- Description of the task -
Among the entries below, find the lines that contain the string "files". State only how many there are.

- Provided records -
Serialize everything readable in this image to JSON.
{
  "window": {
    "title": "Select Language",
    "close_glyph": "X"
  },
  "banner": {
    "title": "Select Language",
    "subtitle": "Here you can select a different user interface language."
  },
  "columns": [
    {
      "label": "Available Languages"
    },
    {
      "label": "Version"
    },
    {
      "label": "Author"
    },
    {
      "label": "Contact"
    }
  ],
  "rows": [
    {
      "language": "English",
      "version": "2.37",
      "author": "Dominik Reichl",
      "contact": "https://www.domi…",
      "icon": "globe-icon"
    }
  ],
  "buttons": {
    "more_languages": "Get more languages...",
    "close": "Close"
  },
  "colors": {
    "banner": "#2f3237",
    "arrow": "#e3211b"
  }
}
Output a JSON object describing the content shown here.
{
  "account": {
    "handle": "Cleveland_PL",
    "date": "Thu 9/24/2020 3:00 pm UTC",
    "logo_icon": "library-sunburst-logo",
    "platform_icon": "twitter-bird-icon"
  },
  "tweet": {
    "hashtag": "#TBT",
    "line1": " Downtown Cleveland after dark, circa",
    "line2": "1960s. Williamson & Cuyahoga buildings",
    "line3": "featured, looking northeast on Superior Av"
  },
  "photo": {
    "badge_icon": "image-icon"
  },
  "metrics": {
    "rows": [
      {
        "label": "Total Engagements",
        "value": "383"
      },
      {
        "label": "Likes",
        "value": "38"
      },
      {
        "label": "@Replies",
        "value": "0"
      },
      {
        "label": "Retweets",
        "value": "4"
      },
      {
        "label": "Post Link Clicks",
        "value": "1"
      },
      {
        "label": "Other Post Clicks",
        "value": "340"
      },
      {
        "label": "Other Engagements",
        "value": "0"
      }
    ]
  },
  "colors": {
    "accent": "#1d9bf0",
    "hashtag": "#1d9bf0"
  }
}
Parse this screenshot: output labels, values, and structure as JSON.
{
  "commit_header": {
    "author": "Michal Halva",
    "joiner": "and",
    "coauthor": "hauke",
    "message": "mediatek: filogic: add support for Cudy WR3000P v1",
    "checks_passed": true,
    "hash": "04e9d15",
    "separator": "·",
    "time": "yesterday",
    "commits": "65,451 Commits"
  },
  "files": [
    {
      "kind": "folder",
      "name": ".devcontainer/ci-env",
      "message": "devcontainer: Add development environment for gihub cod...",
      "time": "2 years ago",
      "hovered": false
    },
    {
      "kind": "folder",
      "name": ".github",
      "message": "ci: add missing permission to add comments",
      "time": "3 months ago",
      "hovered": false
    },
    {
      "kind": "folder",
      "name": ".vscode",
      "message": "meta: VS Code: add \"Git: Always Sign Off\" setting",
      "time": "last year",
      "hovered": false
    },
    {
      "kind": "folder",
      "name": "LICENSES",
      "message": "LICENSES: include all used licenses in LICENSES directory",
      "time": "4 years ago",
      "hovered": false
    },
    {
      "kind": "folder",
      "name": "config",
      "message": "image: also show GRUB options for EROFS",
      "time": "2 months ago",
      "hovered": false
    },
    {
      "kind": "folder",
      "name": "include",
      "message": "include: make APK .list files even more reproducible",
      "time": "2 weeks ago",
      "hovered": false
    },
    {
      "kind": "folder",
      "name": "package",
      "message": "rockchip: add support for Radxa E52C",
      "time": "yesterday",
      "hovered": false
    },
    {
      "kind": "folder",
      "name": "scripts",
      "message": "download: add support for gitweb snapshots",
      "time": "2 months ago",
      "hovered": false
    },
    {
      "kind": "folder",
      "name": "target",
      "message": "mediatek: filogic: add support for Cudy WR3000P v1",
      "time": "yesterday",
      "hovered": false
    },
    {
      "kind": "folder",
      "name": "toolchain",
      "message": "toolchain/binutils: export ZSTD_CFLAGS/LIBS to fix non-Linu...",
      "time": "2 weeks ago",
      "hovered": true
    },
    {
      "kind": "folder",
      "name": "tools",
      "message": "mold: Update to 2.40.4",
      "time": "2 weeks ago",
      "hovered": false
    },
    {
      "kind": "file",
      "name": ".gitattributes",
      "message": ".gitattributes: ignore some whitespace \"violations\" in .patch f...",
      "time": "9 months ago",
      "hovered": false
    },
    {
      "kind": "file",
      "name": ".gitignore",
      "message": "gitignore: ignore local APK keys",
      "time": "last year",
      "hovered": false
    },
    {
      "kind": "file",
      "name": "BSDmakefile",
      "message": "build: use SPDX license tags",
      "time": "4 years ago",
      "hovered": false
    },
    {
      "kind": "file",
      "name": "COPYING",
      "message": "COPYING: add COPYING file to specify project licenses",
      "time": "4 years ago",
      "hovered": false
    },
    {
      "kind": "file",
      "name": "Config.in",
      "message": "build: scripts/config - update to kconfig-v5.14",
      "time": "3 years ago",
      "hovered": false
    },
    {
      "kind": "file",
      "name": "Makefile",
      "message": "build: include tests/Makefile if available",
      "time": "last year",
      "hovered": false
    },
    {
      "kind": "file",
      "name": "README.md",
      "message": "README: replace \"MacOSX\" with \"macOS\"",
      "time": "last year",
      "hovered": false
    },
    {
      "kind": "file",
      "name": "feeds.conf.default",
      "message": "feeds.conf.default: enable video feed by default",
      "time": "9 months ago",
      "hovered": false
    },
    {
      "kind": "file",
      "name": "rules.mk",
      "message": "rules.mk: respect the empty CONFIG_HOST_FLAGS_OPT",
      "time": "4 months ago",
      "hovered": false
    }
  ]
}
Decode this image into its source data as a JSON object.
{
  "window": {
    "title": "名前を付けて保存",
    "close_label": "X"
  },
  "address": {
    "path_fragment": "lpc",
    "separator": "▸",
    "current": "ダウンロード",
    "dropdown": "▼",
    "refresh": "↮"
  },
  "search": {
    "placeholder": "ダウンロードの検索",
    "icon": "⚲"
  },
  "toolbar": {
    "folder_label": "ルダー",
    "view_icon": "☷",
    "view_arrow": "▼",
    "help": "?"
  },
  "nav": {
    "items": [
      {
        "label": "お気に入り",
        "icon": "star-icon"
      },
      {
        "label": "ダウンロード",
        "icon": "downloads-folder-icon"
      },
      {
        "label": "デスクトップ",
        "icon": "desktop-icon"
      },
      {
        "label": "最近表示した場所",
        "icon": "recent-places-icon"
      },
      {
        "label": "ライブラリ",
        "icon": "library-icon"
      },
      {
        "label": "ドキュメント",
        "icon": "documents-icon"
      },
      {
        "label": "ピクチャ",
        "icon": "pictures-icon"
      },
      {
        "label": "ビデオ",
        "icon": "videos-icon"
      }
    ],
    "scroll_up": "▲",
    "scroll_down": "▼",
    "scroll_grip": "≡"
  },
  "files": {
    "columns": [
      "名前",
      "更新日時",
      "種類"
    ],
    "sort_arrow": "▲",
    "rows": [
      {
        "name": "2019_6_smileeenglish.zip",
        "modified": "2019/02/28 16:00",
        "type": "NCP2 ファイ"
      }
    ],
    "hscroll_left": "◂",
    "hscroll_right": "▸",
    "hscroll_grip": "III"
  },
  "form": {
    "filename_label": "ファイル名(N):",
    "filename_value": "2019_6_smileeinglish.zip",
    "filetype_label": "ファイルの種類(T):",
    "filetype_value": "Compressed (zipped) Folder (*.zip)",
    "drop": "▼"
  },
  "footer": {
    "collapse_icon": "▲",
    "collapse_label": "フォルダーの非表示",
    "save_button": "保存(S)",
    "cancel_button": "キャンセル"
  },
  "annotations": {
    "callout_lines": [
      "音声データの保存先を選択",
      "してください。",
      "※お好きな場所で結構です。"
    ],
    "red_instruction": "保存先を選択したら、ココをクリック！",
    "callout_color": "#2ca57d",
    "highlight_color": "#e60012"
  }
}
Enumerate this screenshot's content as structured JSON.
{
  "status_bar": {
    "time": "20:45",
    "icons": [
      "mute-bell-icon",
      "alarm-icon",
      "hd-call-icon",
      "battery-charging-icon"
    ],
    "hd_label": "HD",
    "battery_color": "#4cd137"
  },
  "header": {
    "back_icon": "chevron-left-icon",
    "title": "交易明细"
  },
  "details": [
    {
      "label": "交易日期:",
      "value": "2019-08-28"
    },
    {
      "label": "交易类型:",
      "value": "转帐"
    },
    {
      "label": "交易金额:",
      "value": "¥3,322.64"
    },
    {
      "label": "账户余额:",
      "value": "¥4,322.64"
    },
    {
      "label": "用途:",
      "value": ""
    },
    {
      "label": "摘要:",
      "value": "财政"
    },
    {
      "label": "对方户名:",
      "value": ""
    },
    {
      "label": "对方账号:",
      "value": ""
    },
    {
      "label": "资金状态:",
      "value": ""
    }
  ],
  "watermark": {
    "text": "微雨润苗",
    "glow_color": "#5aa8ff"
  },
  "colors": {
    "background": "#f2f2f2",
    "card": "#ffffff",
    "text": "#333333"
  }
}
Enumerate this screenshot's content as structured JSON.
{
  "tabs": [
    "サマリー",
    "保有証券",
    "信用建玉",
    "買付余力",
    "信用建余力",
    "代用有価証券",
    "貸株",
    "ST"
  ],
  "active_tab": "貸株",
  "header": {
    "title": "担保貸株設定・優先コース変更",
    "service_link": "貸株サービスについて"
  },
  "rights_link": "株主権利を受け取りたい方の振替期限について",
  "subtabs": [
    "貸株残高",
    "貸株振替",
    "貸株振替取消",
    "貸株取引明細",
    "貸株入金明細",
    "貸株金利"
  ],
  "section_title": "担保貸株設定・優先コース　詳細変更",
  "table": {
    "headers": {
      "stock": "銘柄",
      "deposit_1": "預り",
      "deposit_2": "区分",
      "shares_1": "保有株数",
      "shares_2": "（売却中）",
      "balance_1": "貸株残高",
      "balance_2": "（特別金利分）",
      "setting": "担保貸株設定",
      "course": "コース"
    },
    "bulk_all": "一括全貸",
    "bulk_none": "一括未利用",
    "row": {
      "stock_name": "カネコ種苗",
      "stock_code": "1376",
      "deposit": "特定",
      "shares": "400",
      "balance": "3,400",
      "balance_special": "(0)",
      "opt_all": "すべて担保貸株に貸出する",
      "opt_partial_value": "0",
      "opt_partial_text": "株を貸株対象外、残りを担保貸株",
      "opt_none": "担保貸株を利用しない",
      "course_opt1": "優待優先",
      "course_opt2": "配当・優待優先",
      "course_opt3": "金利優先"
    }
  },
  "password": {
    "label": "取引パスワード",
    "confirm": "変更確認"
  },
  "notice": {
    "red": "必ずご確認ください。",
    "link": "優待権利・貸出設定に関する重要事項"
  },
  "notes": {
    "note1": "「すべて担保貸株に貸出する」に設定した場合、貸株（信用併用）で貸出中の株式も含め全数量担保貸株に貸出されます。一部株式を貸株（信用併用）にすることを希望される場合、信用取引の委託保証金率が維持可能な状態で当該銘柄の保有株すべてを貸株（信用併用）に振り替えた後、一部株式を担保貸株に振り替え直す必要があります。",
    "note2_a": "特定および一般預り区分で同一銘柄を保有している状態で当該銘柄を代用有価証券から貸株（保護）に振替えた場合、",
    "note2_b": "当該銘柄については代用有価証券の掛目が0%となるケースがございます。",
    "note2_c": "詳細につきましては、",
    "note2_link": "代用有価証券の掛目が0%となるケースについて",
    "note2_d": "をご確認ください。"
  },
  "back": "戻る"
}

- Response -
3